RAW Conversion to 16-bit PSD file (and JPEG files for web use), including all global and selective adjustments, using Phase One's Capture One Pro 20. Global adjustments to this shot were limited to highlight retrieval, noise reduction, and contrast (via Levels) adjustments. Selective local adjustments performed using Capture One Pro's layers and masking tools. In this case adjustments were made on 3 separate layers and included one or more tweaks and/or local/selective edits to (or adjustment of) exposure and clarity.

Photoshop modifications were limited to the insertion of the watermark and/or text.


Surveilling the Shoreline. Southern Great Bear Rainforest, British Columbia, Canada. 1 September 2019.

Species Status in Canada*: Only Eastern Wolf listed as species of "Special Concern" in May, 2001. Other populations not listed as Endangered or Threatened.

Species Status in the United States: Western Great Lakes population removed from list of Endangered and Threatened species on January 29, 2007. Proposed delisting of Northern Rockies population on January 29, 2007. Both actions are a direct result of a successful recovery plan. Congratulations! Wolves in other areas of the lower 48 states (including the Southwest wolf population), remain on Endangered Species list.

Probably no species alive today has suffered as much direct persecution from humans as has the Gray Wolf (Canis lupus). Once extremely widespread in North America, the Gray Wolf was virtually extirpated from the contiguous 48 states of America and now is regularly found within only a fraction of its historical range in Canada. While the Gray Wolf is currently listed as endangered in most of the 48 lower states of the United States and enjoys the privileges associated with such status (if lack of persecution and abuse can be thought of as a privilege), it is still official policy in much of Canada to rid the countryside of this magnificent keystone predator. As an example, in British Columbia, there is NO closed season on the wolf in most hunting jurisdictions and opportunistic slaughter is encouraged by policy (it is the ONLY fur-bearing species for which NO hunting license is required in British Columbia!). Conservation of wolves presents a puzzling paradox. Reduced to the most basic principles, wolf conservation is simplistic: we need only to stop persecuting this species in order for it to survive. Yet accomplishing this invariably proves incredibly difficult - it's as though wolf persecution has been institutionalized directly into government (and societal) bureaucracy.

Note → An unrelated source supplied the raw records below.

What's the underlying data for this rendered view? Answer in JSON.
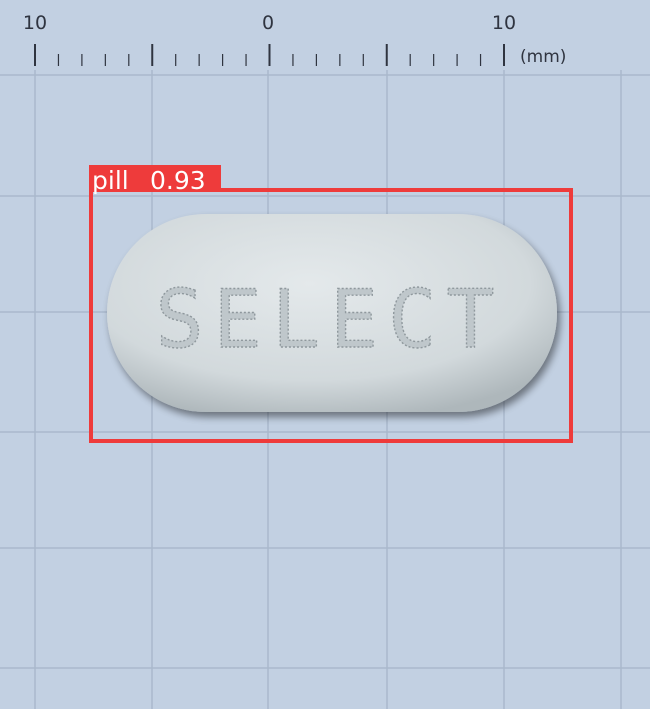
{
  "ruler": {
    "labels": [
      "10",
      "0",
      "10"
    ],
    "unit": "(mm)"
  },
  "pill": {
    "imprint": "SELECT",
    "color": "#d7dddf"
  },
  "detection": {
    "class_label": "pill",
    "confidence": "0.93",
    "box_color": "#ee3b3b"
  },
  "background": {
    "color": "#c2d0e2",
    "grid_color": "#a9b8cc"
  }
}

*as determined by COSEWIC: The Committee on the Status of Endangered Wildlife in Canada